Lois Winston, author of Guilty as Framed, an Anastasia Pollack Crafting Mystery, is visiting Ascroft, eh? today to tell us about weaving the plot of her latest book around the theft of several Rembrandt paintings.
Welcome, Lois. I’ll turn the floor over to you –
I fell in love with the paintings of Dutch master Rembrandt van Rijn the first time I walked through the Metropolitan Museum of Art in New York City. From that day on, I spent many hours seated in front of my favorite of his paintings, Aristotle Contemplating the Bust of Homer. I even wrote a paper on the painting my senior year of high school.
Because of my love of Rembrandt’s works, I was devastated when the Isabella Stewart Gardner Museum was burglarized in 1990. Three of the thirteen works of art stolen were by Rembrandt, two paintings and an etching. These included his only seascape, “Christ in the Storm on the Sea of Galilee”, a painting that was nearly five-and-a-half-feet tall, and the postage stamp sized “Portrait of the Artist as a Young Man,” an etching, also known as “Rembrandt ‘Aux Trois Moustaches.”
For years, I followed the investigation, reading articles and newspaper accounts and watching documentaries on the crime, always hoping the stolen works would be found intact and the perpetrators caught. Thirty-two years later, neither has occurred. Most of the people questioned by Boston P.D. and the FBI through the years, including persons of interest, witnesses, and relatives, have since died. To this day, the crime is considered the greatest art theft in history.
For the eleventh book in my Anastasia Pollack Crafting Mystery Series, I decided to create a story that would incorporate the actual museum burglary and the missing artworks. This gave me quite a challenge. I had to figure out how I could connect a decades-old museum heist in Boston to my humorous New Jersey-set cozy mystery. I did so by digging into the weeds of the crime and taking some authorial liberties. Many of the facts from the actual case make their way into Guilty as Framed, with names changed to protect the innocent and the not-so-innocent. Although Anastasia doesn’t solve the mystery of what happened to the stolen artworks or who stole them, she does find herself inadvertently drawn into the unsolved crime and as usual, racing to unmask a killer.
An Anastasia Pollack Crafting Mystery, Book 11
When an elderly man shows up at the home of reluctant amateur sleuth Anastasia Pollack, she’s drawn into the unsolved mystery of the greatest art heist in history.

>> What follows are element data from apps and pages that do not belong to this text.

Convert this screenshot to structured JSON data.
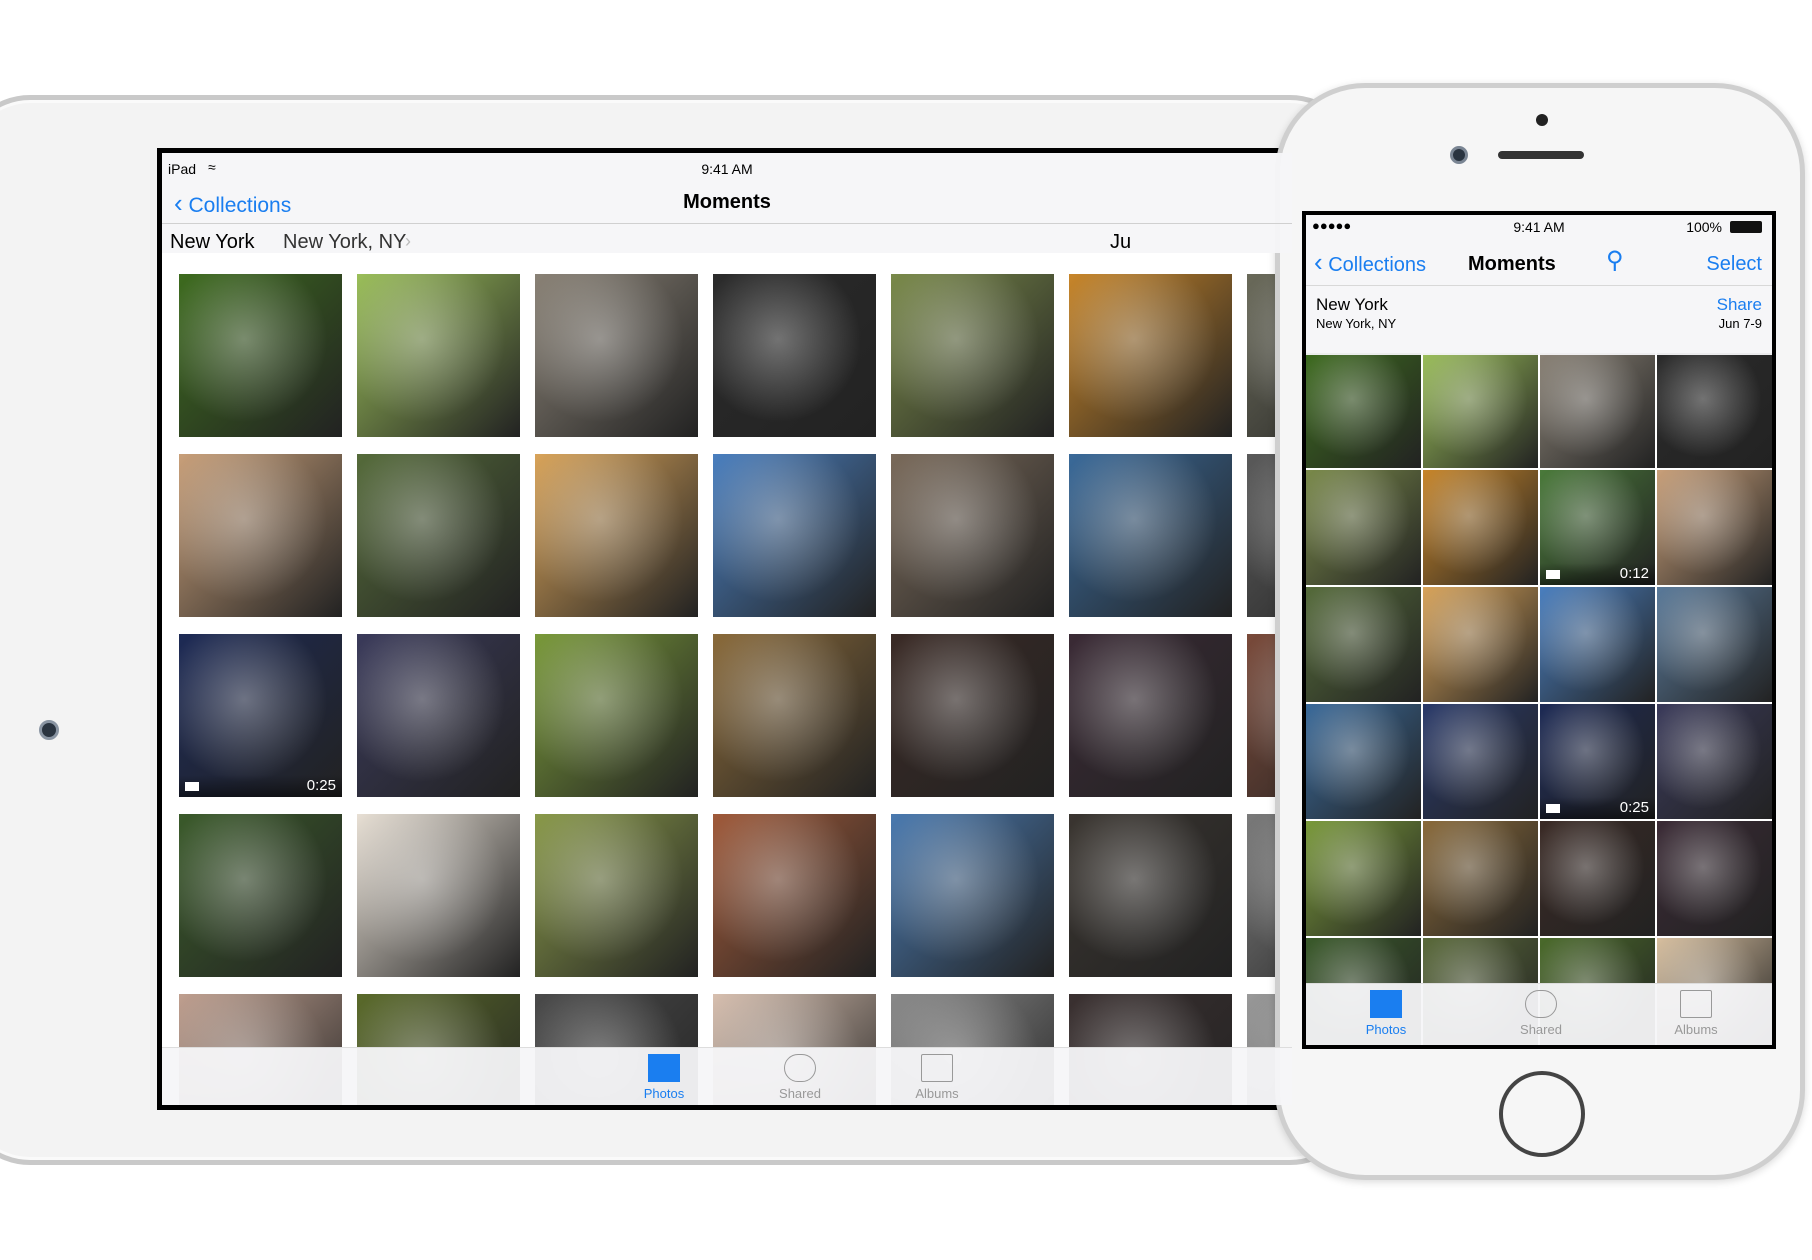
{
  "ipad": {
    "status": {
      "carrier": "iPad",
      "time": "9:41 AM"
    },
    "nav": {
      "back": "Collections",
      "title": "Moments"
    },
    "section": {
      "title": "New York",
      "location": "New York, NY",
      "date_partial": "Ju"
    },
    "photos": [
      [
        "#3d6b1e",
        "#9bbf5a",
        "#8a8276",
        "#2b2b2b",
        "#7a8a4a",
        "#c8862a",
        "#6a6a5a"
      ],
      [
        "#c9a07a",
        "#556b3a",
        "#d9a45a",
        "#4a7fbf",
        "#7a6a5a",
        "#3a6a9a",
        "#5a5a5a"
      ],
      [
        "#1d2a55",
        "#3a3a5a",
        "#7a9a3a",
        "#8a6a3a",
        "#3a2a25",
        "#3a2a35",
        "#7a4a3a"
      ],
      [
        "#3a5a2a",
        "#e8e0d5",
        "#8a9a4a",
        "#a05a3a",
        "#4a7ab0",
        "#3a3530",
        "#7a7a7a"
      ],
      [
        "#c0a090",
        "#5a6a2a",
        "#4a4a4a",
        "#d8c0b0",
        "#8a8a8a",
        "#3a3030",
        "#9a9a9a"
      ]
    ],
    "videos": [
      {
        "row": 2,
        "col": 0,
        "duration": "0:25"
      }
    ],
    "tabs": [
      {
        "label": "Photos",
        "active": true
      },
      {
        "label": "Shared",
        "active": false
      },
      {
        "label": "Albums",
        "active": false
      }
    ]
  },
  "iphone": {
    "status": {
      "signal": "●●●●●",
      "time": "9:41 AM",
      "battery": "100%"
    },
    "nav": {
      "back": "Collections",
      "title": "Moments",
      "select": "Select"
    },
    "section": {
      "title": "New York",
      "location": "New York, NY",
      "share": "Share",
      "date": "Jun 7-9"
    },
    "photos": [
      [
        "#3d6b1e",
        "#9bbf5a",
        "#8a8276",
        "#2b2b2b"
      ],
      [
        "#7a8a4a",
        "#c8862a",
        "#4a7a3a",
        "#c9a07a"
      ],
      [
        "#556b3a",
        "#d9a45a",
        "#4a7fbf",
        "#5a7a9a"
      ],
      [
        "#3a6a9a",
        "#2a3a6a",
        "#1d2a55",
        "#3a3a5a"
      ],
      [
        "#7a9a3a",
        "#8a6a3a",
        "#3a2a25",
        "#3a2a35"
      ],
      [
        "#3a5a2a",
        "#5a6a3a",
        "#4a6a2a",
        "#d8c0a0"
      ]
    ],
    "videos": [
      {
        "row": 1,
        "col": 2,
        "duration": "0:12"
      },
      {
        "row": 3,
        "col": 2,
        "duration": "0:25"
      }
    ],
    "tabs": [
      {
        "label": "Photos",
        "active": true
      },
      {
        "label": "Shared",
        "active": false
      },
      {
        "label": "Albums",
        "active": false
      }
    ]
  },
  "colors": {
    "accent": "#1a7ef0"
  }
}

Boston mob boss Cormac Murphy has recently been released from prison. He doesn’t believe Anastasia’s assertion that the man he’s looking for doesn’t live at her address and attempts to muscle his way into her home. His efforts are thwarted by Anastasia’s fiancé Zack Barnes.
A week later, a stolen SUV containing a dead body appears in Anastasia’s driveway. Anastasia believes Murphy is sending her a message. It’s only the first in a series of alarming incidents, including a mugging, a break-in, another murder, and the discovery of a cache of jewelry and an etching from the largest museum burglary in history.

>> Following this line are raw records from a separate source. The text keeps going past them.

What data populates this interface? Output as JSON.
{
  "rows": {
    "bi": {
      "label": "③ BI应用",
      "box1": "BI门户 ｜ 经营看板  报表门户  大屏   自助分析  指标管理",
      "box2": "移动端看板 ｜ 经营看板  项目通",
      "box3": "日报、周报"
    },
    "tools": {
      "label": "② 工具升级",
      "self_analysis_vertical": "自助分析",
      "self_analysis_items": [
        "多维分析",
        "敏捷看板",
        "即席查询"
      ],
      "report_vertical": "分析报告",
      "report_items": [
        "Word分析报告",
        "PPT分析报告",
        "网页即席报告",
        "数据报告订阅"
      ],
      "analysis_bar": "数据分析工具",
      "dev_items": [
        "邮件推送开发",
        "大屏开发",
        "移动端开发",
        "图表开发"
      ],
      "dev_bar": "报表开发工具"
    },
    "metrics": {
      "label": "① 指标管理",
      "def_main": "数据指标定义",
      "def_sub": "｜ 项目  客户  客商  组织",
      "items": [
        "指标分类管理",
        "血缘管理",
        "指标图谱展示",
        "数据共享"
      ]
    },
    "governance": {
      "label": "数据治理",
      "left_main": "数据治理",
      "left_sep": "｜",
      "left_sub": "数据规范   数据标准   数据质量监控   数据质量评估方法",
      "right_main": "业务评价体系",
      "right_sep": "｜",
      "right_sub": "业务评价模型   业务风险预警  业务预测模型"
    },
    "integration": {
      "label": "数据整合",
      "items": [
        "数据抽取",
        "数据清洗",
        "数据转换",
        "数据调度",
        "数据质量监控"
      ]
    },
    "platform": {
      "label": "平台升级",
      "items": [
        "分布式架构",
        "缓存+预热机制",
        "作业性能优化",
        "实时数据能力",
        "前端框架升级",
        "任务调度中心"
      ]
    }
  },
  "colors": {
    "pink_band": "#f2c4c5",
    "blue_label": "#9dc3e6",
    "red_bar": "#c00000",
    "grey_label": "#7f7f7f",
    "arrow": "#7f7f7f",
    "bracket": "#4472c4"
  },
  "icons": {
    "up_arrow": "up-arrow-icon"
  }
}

But will Anastasia solve the mystery behind these shocking events before she falls victim to a couple of desperate thugs who will stop at nothing to get what they want?
Thank you for sharing this with us, Lois, and good luck with Guilty as Framed, an Anastasia Pollack Crafting Mystery.
Readers can learn more about Lois Winston by visiting the author’s website and blog, and her Goodreads, Pinterest and Bookbub pages. Readers can also follow her on Twitter.
The book is available online at the following retailers:
Amazon – Nook – Kobo – iBookstore
About Lois Winston: USA Today and Amazon bestselling and award-winning author Lois Winston writes mystery, romance, romantic suspense, chick lit, women’s fiction, children’s chapter books, and nonfiction under her own name and her Emma Carlyle pen name. Kirkus Reviews dubbed her critically acclaimed Anastasia Pollack Crafting Mystery series, “North Jersey’s more mature answer to Stephanie Plum.” In addition, Lois is a former literary agent and an award-winning craft and needlework designer who often draws much of her source material for both her characters and plots from her experiences in the crafts industry. Learn more about Lois and her books at her website www.loiswinston.com where you can also sign up for her newsletter and follow her on various social media sites.
Dianne, thanks so much for hosting me today.